Not given enough chances (Guthrie), possible misevaluation coming back (K2), personality clashes (B-Phil)…they’re gone.

The rest of those guys are on their 3rd or 4th (!) team AFTER leaving Cleveland, so it’s not as if the Indians are the ONLY team to “miss” on these guys. For various reasons (injuries with Ludwick and Gerut, clinical insanity with Bradley, etc.), these guys moved around quite a bit before finding some success this year. More power to them, but lamenting the loss of some of these guys is bordering on the irrational, particularly when you go back to what was thought (by almost all of us) when these moves were made.

It’s tough watching Gutierrez and Marte struggle through the year, but thinking that Ludwick (a solid FIVE years after he left) or Durbin (FOUR years and FOUR organizations later) are “ones that got away” isn’t a fair assessment of how decisions are made, particularly at the time they’re made.

The truth is that most teams could do this with the players that they’ve lost, just based on the sheer volume of players that pass through organizations every year and those that have that one comeback or magical season that gives their career a pick-me-up.

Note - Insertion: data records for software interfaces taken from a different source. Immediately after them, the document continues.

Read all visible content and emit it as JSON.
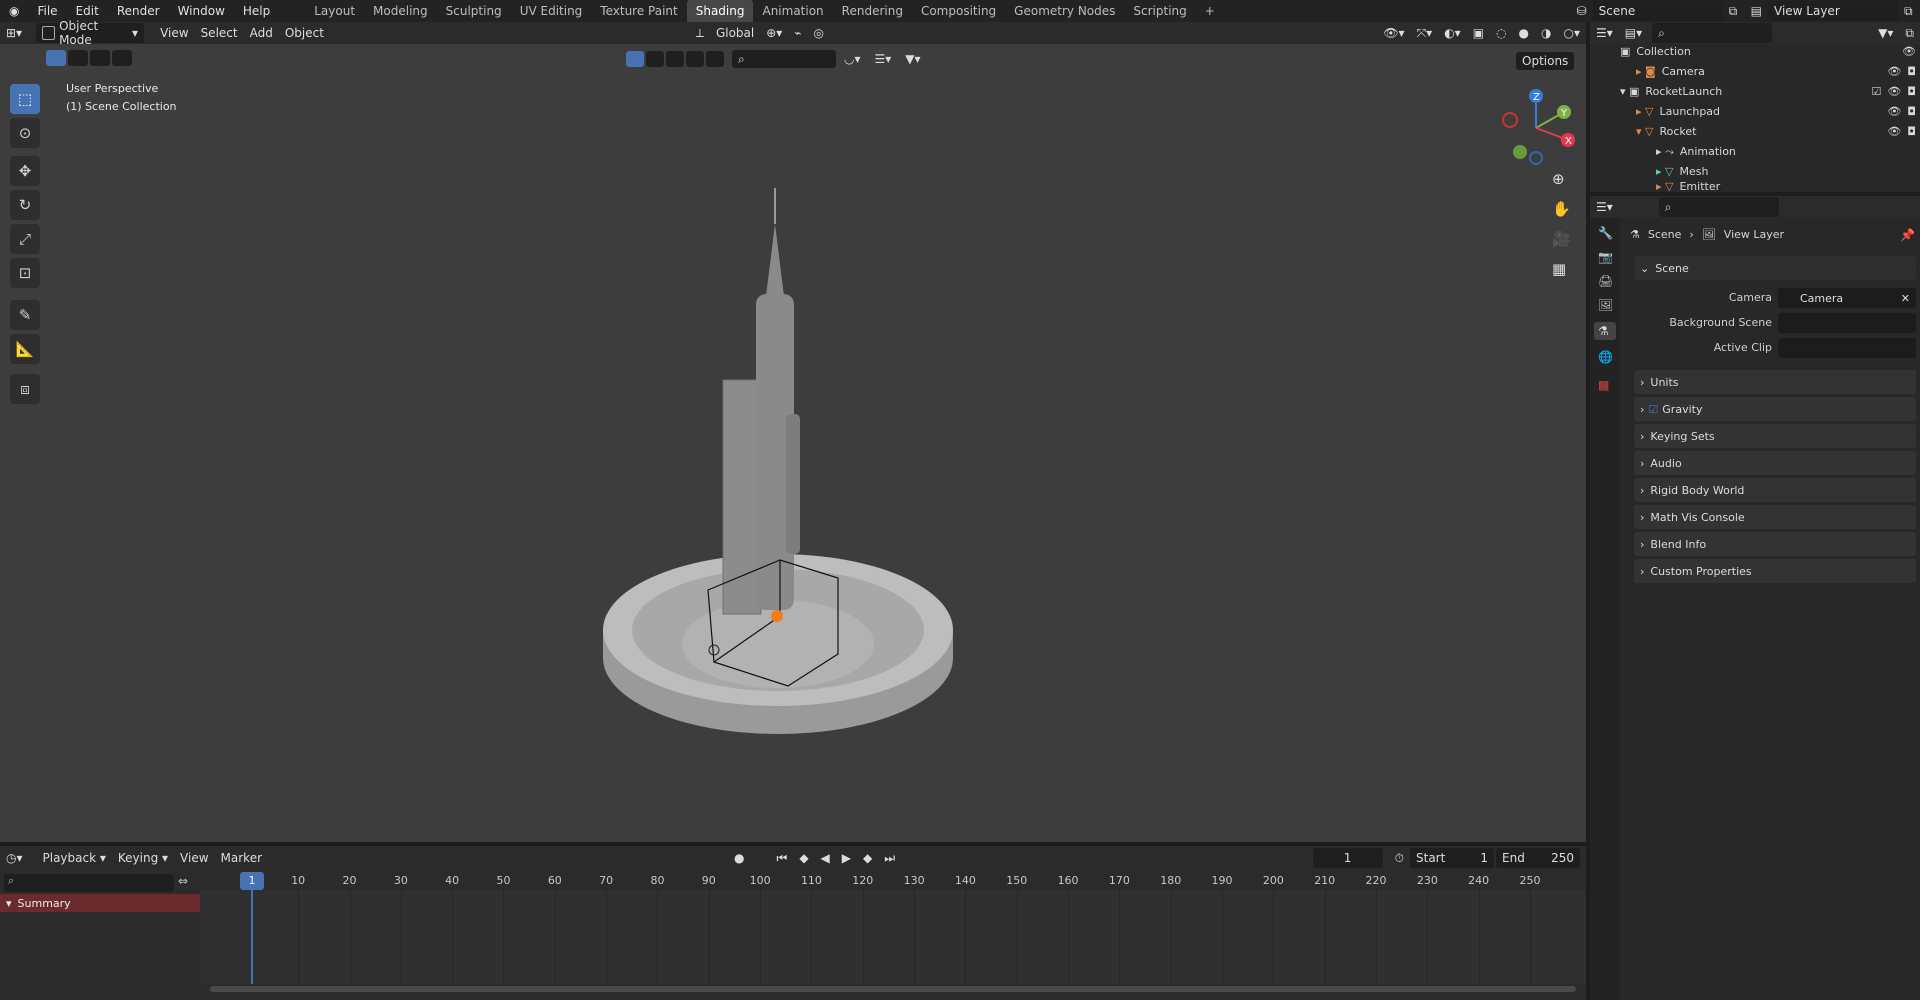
{
  "topbar": {
    "menus": [
      "File",
      "Edit",
      "Render",
      "Window",
      "Help"
    ],
    "workspaces": [
      "Layout",
      "Modeling",
      "Sculpting",
      "UV Editing",
      "Texture Paint",
      "Shading",
      "Animation",
      "Rendering",
      "Compositing",
      "Geometry Nodes",
      "Scripting"
    ],
    "active_workspace": "Shading",
    "add_tab": "+",
    "scene": "Scene",
    "view_layer": "View Layer"
  },
  "viewport_header": {
    "mode": "Object Mode",
    "menus": [
      "View",
      "Select",
      "Add",
      "Object"
    ],
    "orientation": "Global",
    "options": "Options"
  },
  "viewport": {
    "perspective": "User Perspective",
    "collection": "(1) Scene Collection",
    "gizmo": {
      "x": "X",
      "y": "Y",
      "z": "Z"
    }
  },
  "outliner": {
    "rows": [
      {
        "name": "Collection",
        "indent": 0
      },
      {
        "name": "Camera",
        "indent": 1
      },
      {
        "name": "RocketLaunch",
        "indent": 0
      },
      {
        "name": "Launchpad",
        "indent": 1
      },
      {
        "name": "Rocket",
        "indent": 1
      },
      {
        "name": "Animation",
        "indent": 2
      },
      {
        "name": "Mesh",
        "indent": 2
      },
      {
        "name": "Emitter",
        "indent": 2
      }
    ]
  },
  "properties": {
    "breadcrumb_scene": "Scene",
    "breadcrumb_layer": "View Layer",
    "scene_panel": "Scene",
    "camera_label": "Camera",
    "camera_value": "Camera",
    "background_label": "Background Scene",
    "clip_label": "Active Clip",
    "panels": [
      "Units",
      "Gravity",
      "Keying Sets",
      "Audio",
      "Rigid Body World",
      "Math Vis Console",
      "Blend Info",
      "Custom Properties"
    ]
  },
  "timeline": {
    "menus": [
      "Playback",
      "Keying",
      "View",
      "Marker"
    ],
    "current_frame": "1",
    "start_label": "Start",
    "start": "1",
    "end_label": "End",
    "end": "250",
    "ticks": [
      "1",
      "10",
      "20",
      "30",
      "40",
      "50",
      "60",
      "70",
      "80",
      "90",
      "100",
      "110",
      "120",
      "130",
      "140",
      "150",
      "160",
      "170",
      "180",
      "190",
      "200",
      "210",
      "220",
      "230",
      "240",
      "250"
    ],
    "summary": "Summary"
  }
}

I think if there is one problem that needs to be rectified, it would be a better evaluation of certain players’ ceilings. That is, if Franklin Gutz or Garko has a great 2007 and his trade value is high – the Indians need to sell high on those guys, as opposed to getting pennies on the dollar for them if the prevailing thought is that players aren’t going to progress much more.

Does this affect a guy like a Shoppach or Francisco for the offseason?
They sure sold high on Blake and I wouldn’t be surprised if they used some of their new-found depth at the upper levels to be more active in the trade market to plug holes that way instead of venturing into FA.

Sorry if that got long, but the PD had something they printed a week ago called “The Ex-Files” that really riled me up about this topic as it took such a one-sided approach (not that you did, Rock) that it seemed to purposely paint the organization as idiots without including all of the pertinent information.

Rockdawg said...

Didn't see the "Ex-Files" article, I just decided to do some research (albeit not much) into the situation, b/c I got sick of seeing some of these guys winning games for teams in pennant races on SC every day. I guess my point was to not "give up" on some of the guys we have now just yet (Marte, Garko, Gutz) even though instinct says to do just that.

I agree with selling high on a guy like Show-Pac, but I would consult the Baltamorian before moving Francisco, as the B-Morian is rooting for him as if he were Sandy Alomar(?)

Paul Cousineau said...

I'm right there with you in the frustration and realizing the importance of taking the time to take that step back.
Didn't mean to look like I was pouncing.

Rockdawg said...

Not at all PC...the more insight the better.